Second culture acquisition is a complex and often stressful process for immigrants of all ages. Therefore, it is important for the therapist to be aware of the trials and confusion an individual faces while struggling to integrate two value systems and ways of living that may be strikingly different from each other. It is also important that mental health professionals not fail to validate the cultural conflicts immigrant families may encounter at home as a result of parents who wish their children to adhere to traditional values, experiences at school or work where these immigrants may feel pressure from teachers and employers to acculturate to U.S. customs, or in social settings (e.g., after-school programs, social functions, organized sports, community activities) where peers may harass them for “being different” or “not talking right.” Therefore, it is recommended that counselors implement individual and group counseling goals centered on increasing the awareness and reframing of immigrants’ bicultural skills and using bicultural skills in various academic, employment, and social settings to cope with cultural conflicts.
In addition, counselors, therapists, and psychology trainers are encouraged to highlight the personal-social and cognitive skills (e.g., speaking two languages, managing different sets of nonverbal cues, understanding how cultures can coexist even if they differ on certain values and beliefs, etc.) necessary for someone to balance practices and values of two cultures. Counselors may also elect to focus on the strength and resilience of their clients in the face of juggling a traditional culture at home as well as a new and developing American culture in their schools and jobs.
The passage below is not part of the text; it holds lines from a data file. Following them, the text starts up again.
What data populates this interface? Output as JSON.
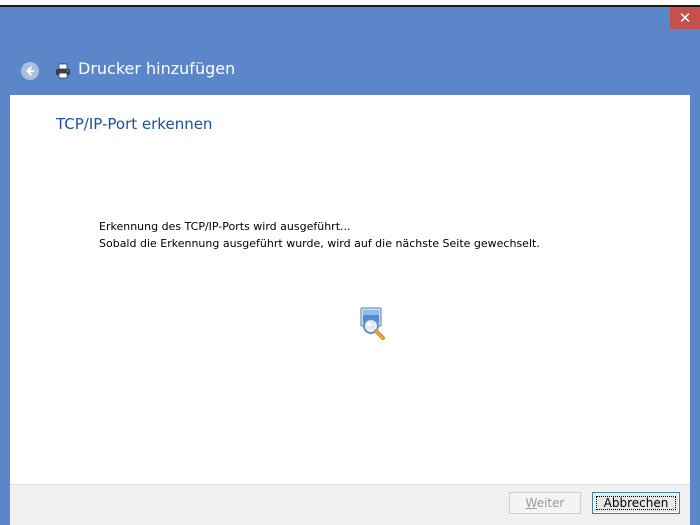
{
  "window": {
    "title": "Drucker hinzufügen",
    "close_glyph": "✕"
  },
  "page": {
    "heading": "TCP/IP-Port erkennen",
    "status_line_1": "Erkennung des TCP/IP-Ports wird ausgeführt...",
    "status_line_2": "Sobald die Erkennung ausgeführt wurde, wird auf die nächste Seite gewechselt."
  },
  "footer": {
    "next_label_accel": "W",
    "next_label_rest": "eiter",
    "next_enabled": false,
    "cancel_label": "Abbrechen"
  },
  "icons": {
    "back": "back-arrow-icon",
    "printer": "printer-icon",
    "busy": "searching-computer-icon"
  },
  "colors": {
    "titlebar": "#5b86c9",
    "heading": "#1f4fa0",
    "close": "#c7504f"
  }
}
For example, children can help parents understand that they are learning how to balance both their home culture and their American culture, which is more desirable in today’s economy, or they may be encouraged to share with teachers and peers how their bicultural perspectives frame their views of history or even fashion trends.
- Berry, J. (2001). A psychology of immigration. Journal of Social Issues, 57, 615-631.
- Feliciano, C. (2001). The benefits of biculturalism: Exposure to immigrant culture and dropping out of school among Asian and Latino youth. Social Science Quarterly, 82, 865-879.
- Kim, B. S. K., & Omizo, M. M. (2006). Behavioral acculturation and enculturation and psychological functioning among Asian American college students. Cultural Diversity & Ethnic Minority Psychology, 12, 245-258.
- Kosic, A. (2002). Acculturation attitudes, need for cognitive closure, and adaptation of immigrants. Journal of Social Psychology, 142, 179-201.
- Roysircar, G. (2004). Counseling and psychotherapy for acculturation and ethnic identity concerns with immigrant and international student clients. In T. B. Smith (Ed.), Practicing multiculturalism: Affirming diversity in counseling and psychology (pp. 255-275). Boston: Pearson.
- Sodowsky, G. R., & Lai, E. W. M. (1997). Asian immigrant variables and structural models of cross-cultural distress. In A. Booth, A. C. Crouter, & N. Landale (Eds.), Immigration and the family: Research and policy on U.S. immigrants (pp. 211-237). Mahwah, NJ: Lawrence Erlbaum.